* What you have to do: Every line in the data below has to be repeated exactly; no picture belongs in the result.

━━━ Entries shown ━━━

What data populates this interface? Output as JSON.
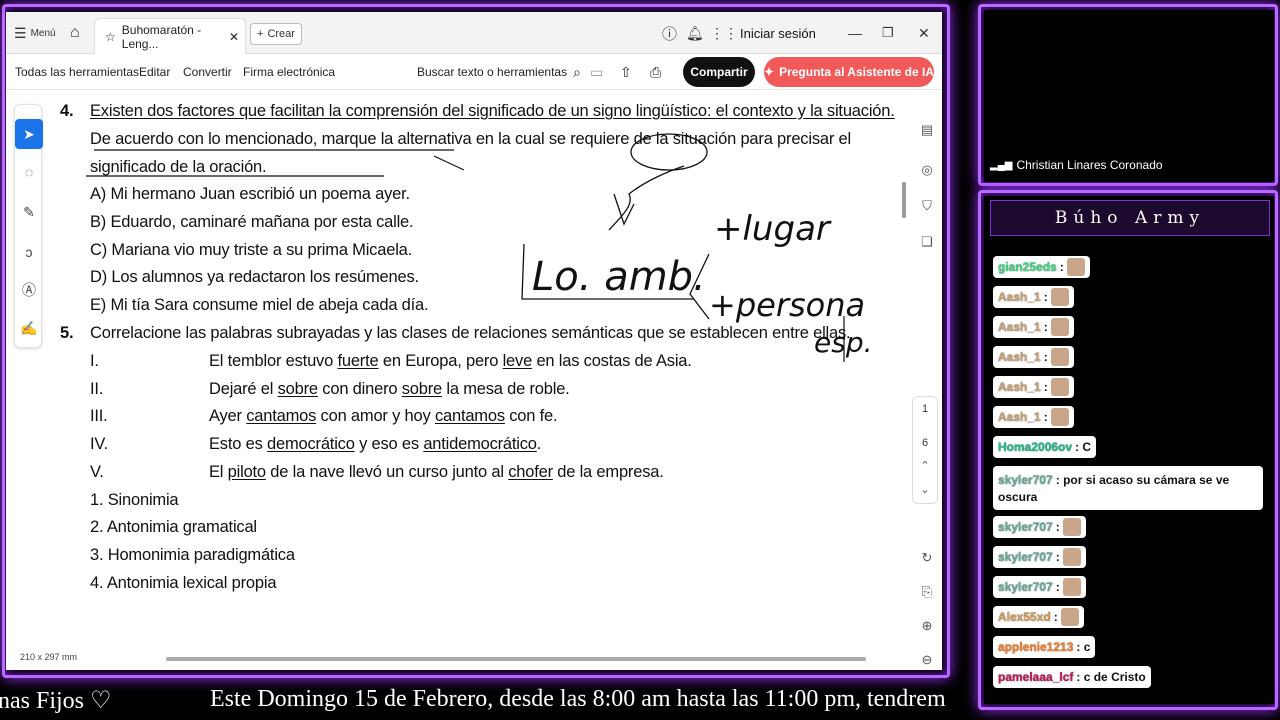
{
  "browser": {
    "menu": "Menú",
    "tab_title": "Buhomaratón - Leng...",
    "new": "Crear",
    "signin": "Iniciar sesión"
  },
  "toolbar": {
    "all_tools": "Todas las herramientas",
    "edit": "Editar",
    "convert": "Convertir",
    "esign": "Firma electrónica",
    "search": "Buscar texto o herramientas",
    "share": "Compartir",
    "ai": "Pregunta al Asistente de IA"
  },
  "doc": {
    "q4_num": "4.",
    "q4_l1": "Existen dos factores que facilitan la comprensión del significado de un signo lingüístico: el contexto y la situación.",
    "q4_l2": "De acuerdo con lo mencionado, marque la alternativa en la cual se requiere de la situación para precisar el",
    "q4_l3": "significado de la oración.",
    "q4_opts": [
      "A) Mi hermano Juan escribió un poema ayer.",
      "B) Eduardo, caminaré mañana por esta calle.",
      "C) Mariana vio muy triste a su prima Micaela.",
      "D) Los alumnos ya redactaron los resúmenes.",
      "E) Mi tía Sara consume miel de abeja cada día."
    ],
    "q5_num": "5.",
    "q5_l1": "Correlacione las palabras subrayadas y las clases de relaciones semánticas que se establecen entre ellas.",
    "q5_items": [
      {
        "roman": "I.",
        "a": "El temblor estuvo ",
        "u1": "fuerte",
        "b": " en Europa, pero ",
        "u2": "leve",
        "c": " en las costas de Asia."
      },
      {
        "roman": "II.",
        "a": "Dejaré el ",
        "u1": "sobre",
        "b": " con dinero ",
        "u2": "sobre",
        "c": " la mesa de roble."
      },
      {
        "roman": "III.",
        "a": "Ayer ",
        "u1": "cantamos",
        "b": " con amor y hoy ",
        "u2": "cantamos",
        "c": " con fe."
      },
      {
        "roman": "IV.",
        "a": "Esto es ",
        "u1": "democrático",
        "b": " y eso es ",
        "u2": "antidemocrático",
        "c": "."
      },
      {
        "roman": "V.",
        "a": "El ",
        "u1": "piloto",
        "b": " de la nave llevó un curso junto al ",
        "u2": "chofer",
        "c": " de la empresa."
      }
    ],
    "q5_opts": [
      "1. Sinonimia",
      "2. Antonimia gramatical",
      "3. Homonimia paradigmática",
      "4. Antonimia lexical propia"
    ],
    "page_size": "210 x 297 mm",
    "page_num": "1",
    "page_total": "6"
  },
  "handwriting": {
    "lugar": "+lugar",
    "lo_amb": "Lo. amb.",
    "persona": "+persona",
    "esp": "esp."
  },
  "camera": {
    "name": "Christian Linares Coronado"
  },
  "chat": {
    "title": "Búho Army",
    "messages": [
      {
        "user": "gian25eds",
        "text": ":",
        "color": "#3ddc84"
      },
      {
        "user": "Aash_1",
        "text": ":",
        "color": "#d2a679"
      },
      {
        "user": "Aash_1",
        "text": ":",
        "color": "#d2a679"
      },
      {
        "user": "Aash_1",
        "text": ":",
        "color": "#d2a679"
      },
      {
        "user": "Aash_1",
        "text": ":",
        "color": "#d2a679"
      },
      {
        "user": "Aash_1",
        "text": ":",
        "color": "#d2a679"
      },
      {
        "user": "Homa2006ov",
        "text": ": C",
        "color": "#1fbf8f"
      },
      {
        "user": "skyler707",
        "text": ": por si acaso su cámara se ve",
        "text2": "oscura",
        "color": "#6ab0a0"
      },
      {
        "user": "skyler707",
        "text": ":",
        "color": "#6ab0a0"
      },
      {
        "user": "skyler707",
        "text": ":",
        "color": "#6ab0a0"
      },
      {
        "user": "skyler707",
        "text": ":",
        "color": "#6ab0a0"
      },
      {
        "user": "Alex55xd",
        "text": ":",
        "color": "#d9a05b"
      },
      {
        "user": "applenie1213",
        "text": ": c",
        "color": "#ff7f27"
      },
      {
        "user": "pamelaaa_lcf",
        "text": ": c de Cristo",
        "color": "#c8195a"
      }
    ]
  },
  "ticker": {
    "left": "nas Fijos ♡",
    "right": "Este Domingo 15 de Febrero, desde las 8:00 am hasta las 11:00 pm, tendrem"
  },
  "colors": {
    "frame": "#b86bff",
    "ai_button": "#f25a5a",
    "share_button": "#111111",
    "active_tool": "#1a73e8"
  }
}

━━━

* Solution for this task:
What data populates this interface? Output as JSON.
{
  "browser": {
    "menu": "Menú",
    "tab_title": "Buhomaratón - Leng...",
    "new": "Crear",
    "signin": "Iniciar sesión"
  },
  "toolbar": {
    "all_tools": "Todas las herramientas",
    "edit": "Editar",
    "convert": "Convertir",
    "esign": "Firma electrónica",
    "search": "Buscar texto o herramientas",
    "share": "Compartir",
    "ai": "Pregunta al Asistente de IA"
  },
  "doc": {
    "q4_num": "4.",
    "q4_l1": "Existen dos factores que facilitan la comprensión del significado de un signo lingüístico: el contexto y la situación.",
    "q4_l2": "De acuerdo con lo mencionado, marque la alternativa en la cual se requiere de la situación para precisar el",
    "q4_l3": "significado de la oración.",
    "q4_opts": [
      "A) Mi hermano Juan escribió un poema ayer.",
      "B) Eduardo, caminaré mañana por esta calle.",
      "C) Mariana vio muy triste a su prima Micaela.",
      "D) Los alumnos ya redactaron los resúmenes.",
      "E) Mi tía Sara consume miel de abeja cada día."
    ],
    "q5_num": "5.",
    "q5_l1": "Correlacione las palabras subrayadas y las clases de relaciones semánticas que se establecen entre ellas.",
    "q5_items": [
      {
        "roman": "I.",
        "a": "El temblor estuvo ",
        "u1": "fuerte",
        "b": " en Europa, pero ",
        "u2": "leve",
        "c": " en las costas de Asia."
      },
      {
        "roman": "II.",
        "a": "Dejaré el ",
        "u1": "sobre",
        "b": " con dinero ",
        "u2": "sobre",
        "c": " la mesa de roble."
      },
      {
        "roman": "III.",
        "a": "Ayer ",
        "u1": "cantamos",
        "b": " con amor y hoy ",
        "u2": "cantamos",
        "c": " con fe."
      },
      {
        "roman": "IV.",
        "a": "Esto es ",
        "u1": "democrático",
        "b": " y eso es ",
        "u2": "antidemocrático",
        "c": "."
      },
      {
        "roman": "V.",
        "a": "El ",
        "u1": "piloto",
        "b": " de la nave llevó un curso junto al ",
        "u2": "chofer",
        "c": " de la empresa."
      }
    ],
    "q5_opts": [
      "1. Sinonimia",
      "2. Antonimia gramatical",
      "3. Homonimia paradigmática",
      "4. Antonimia lexical propia"
    ],
    "page_size": "210 x 297 mm",
    "page_num": "1",
    "page_total": "6"
  },
  "handwriting": {
    "lugar": "+lugar",
    "lo_amb": "Lo. amb.",
    "persona": "+persona",
    "esp": "esp."
  },
  "camera": {
    "name": "Christian Linares Coronado"
  },
  "chat": {
    "title": "Búho Army",
    "messages": [
      {
        "user": "gian25eds",
        "text": ":",
        "color": "#3ddc84"
      },
      {
        "user": "Aash_1",
        "text": ":",
        "color": "#d2a679"
      },
      {
        "user": "Aash_1",
        "text": ":",
        "color": "#d2a679"
      },
      {
        "user": "Aash_1",
        "text": ":",
        "color": "#d2a679"
      },
      {
        "user": "Aash_1",
        "text": ":",
        "color": "#d2a679"
      },
      {
        "user": "Aash_1",
        "text": ":",
        "color": "#d2a679"
      },
      {
        "user": "Homa2006ov",
        "text": ": C",
        "color": "#1fbf8f"
      },
      {
        "user": "skyler707",
        "text": ": por si acaso su cámara se ve",
        "text2": "oscura",
        "color": "#6ab0a0"
      },
      {
        "user": "skyler707",
        "text": ":",
        "color": "#6ab0a0"
      },
      {
        "user": "skyler707",
        "text": ":",
        "color": "#6ab0a0"
      },
      {
        "user": "skyler707",
        "text": ":",
        "color": "#6ab0a0"
      },
      {
        "user": "Alex55xd",
        "text": ":",
        "color": "#d9a05b"
      },
      {
        "user": "applenie1213",
        "text": ": c",
        "color": "#ff7f27"
      },
      {
        "user": "pamelaaa_lcf",
        "text": ": c de Cristo",
        "color": "#c8195a"
      }
    ]
  },
  "ticker": {
    "left": "nas Fijos ♡",
    "right": "Este Domingo 15 de Febrero, desde las 8:00 am hasta las 11:00 pm, tendrem"
  },
  "colors": {
    "frame": "#b86bff",
    "ai_button": "#f25a5a",
    "share_button": "#111111",
    "active_tool": "#1a73e8"
  }
}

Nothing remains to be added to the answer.